He only reached the heady heights of 14 years old this week and my teenage son has decided that he has discovered the way to get rich quick. It is a holy grail that so many people have sought for many years, but he reckons he has it sussed. But should I be encouraging my teen’s entrepreneurial spirit or putting a stop to it once and for all?
Apparently, he has a friend who buys and sells clothes and shoes and makes, and I quote my son here, “thousands”. He was telling me excitedly all about it and I did raise an eyebrow when he said the word “thousands”. Are you sure he has actually made “thousands”? Was my reply. Yes, yes apparently he buys and sells daily and he had seen evidence in the friend in question’s Paypal account. So of course, he wanted to have a piece of that!
We talked about it and I said that I had no objection to him dabbling in a little bit of buying and selling but to start small and see how he got on.

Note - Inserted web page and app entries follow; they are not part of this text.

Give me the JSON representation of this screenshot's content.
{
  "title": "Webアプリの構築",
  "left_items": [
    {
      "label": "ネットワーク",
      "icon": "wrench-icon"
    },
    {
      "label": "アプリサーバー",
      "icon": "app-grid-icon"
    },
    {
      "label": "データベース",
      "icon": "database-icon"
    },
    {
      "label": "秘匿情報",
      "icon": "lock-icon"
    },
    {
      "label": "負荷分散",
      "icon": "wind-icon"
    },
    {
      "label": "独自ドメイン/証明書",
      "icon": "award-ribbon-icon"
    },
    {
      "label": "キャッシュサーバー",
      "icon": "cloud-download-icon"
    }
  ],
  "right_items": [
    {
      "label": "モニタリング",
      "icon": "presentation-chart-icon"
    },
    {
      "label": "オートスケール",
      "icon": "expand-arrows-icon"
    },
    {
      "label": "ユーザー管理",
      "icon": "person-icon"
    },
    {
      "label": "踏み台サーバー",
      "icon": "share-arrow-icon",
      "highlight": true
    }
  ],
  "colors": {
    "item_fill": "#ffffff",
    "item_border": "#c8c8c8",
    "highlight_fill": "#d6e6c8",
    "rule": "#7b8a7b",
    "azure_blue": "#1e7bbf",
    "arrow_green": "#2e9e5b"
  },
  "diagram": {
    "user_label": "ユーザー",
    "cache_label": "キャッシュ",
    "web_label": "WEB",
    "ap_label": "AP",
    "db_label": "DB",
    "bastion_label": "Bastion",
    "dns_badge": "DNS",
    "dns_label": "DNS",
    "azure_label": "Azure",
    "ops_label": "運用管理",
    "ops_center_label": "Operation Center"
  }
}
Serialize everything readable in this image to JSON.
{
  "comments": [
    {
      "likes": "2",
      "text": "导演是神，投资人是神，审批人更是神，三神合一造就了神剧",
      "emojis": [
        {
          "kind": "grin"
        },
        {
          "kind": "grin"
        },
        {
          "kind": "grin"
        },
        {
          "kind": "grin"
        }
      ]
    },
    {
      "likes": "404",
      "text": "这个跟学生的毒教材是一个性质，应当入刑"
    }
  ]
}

A week later and he is hopping around with excitement, phone in hand. “There’s a coat!” Ok, here we go, I thought to myself. Apparently, a guy was selling two coats, both a premium brand and they were really cheap. How cheap? £125. When I had stopped coughing, I pointed out that £125 was not what I would call cheap. But what do I know??
I know nothing.
Yes, it was £125 but it was worth at least £300 to £400. If that was the case, then why wasn’t the person selling the coat for that. Call me cynical, but I was not really convinced.
It felt like we had endless conversations about this damn coat and in the end, I figured that he is big enough to make his own decisions and if he used his money and he lost the money, maybe it would teach him a hard lesson. But I was also open to the idea that it might be a success and he might actually make himself some money. So he paid for the coat.
He was so pleased with himself and I should probably applaud the fact that he is showing this sign of entrepreneurial spirit, it is great that he wants to make some money for himself. When I was his age, I had a paper round and a year later, at 15, I had a weekend job and jobs were a lot easier to come by for kids. These days many places won’t employ anyone under the age of 16 and some prefer 18-year-olds. In some ways, that is a good thing as it means that teens can focus on studying and school. However, it can be frustrating for kids who want to earn a bit of money.
There is money to be made in buying and selling, it takes time and it does require a good eye for brands or items that you can make money with but I know quite a few people who make a reasonable living out of it. So who knows, perhaps my son might be one of those people …
A week has passed and so far there is no sign of the coat. The seller said that he was going to post it on Monday but that is the last notification. Will we get the coat? Who knows. My son doesn’t seem overly bothered and came down this morning for breakfast telling me that he has invested in something else, thankfully not quite as expensive this time. Clearly, the non-arrival of the coat hasn’t put him off so far. Luckily he did pay via Paypal so hopefully, we can put in a claim if the coat doesn’t arrive.
Maybe I will be reporting back this time next year that my son has made his millions or maybe he will be back to getting money from the bank of Mum?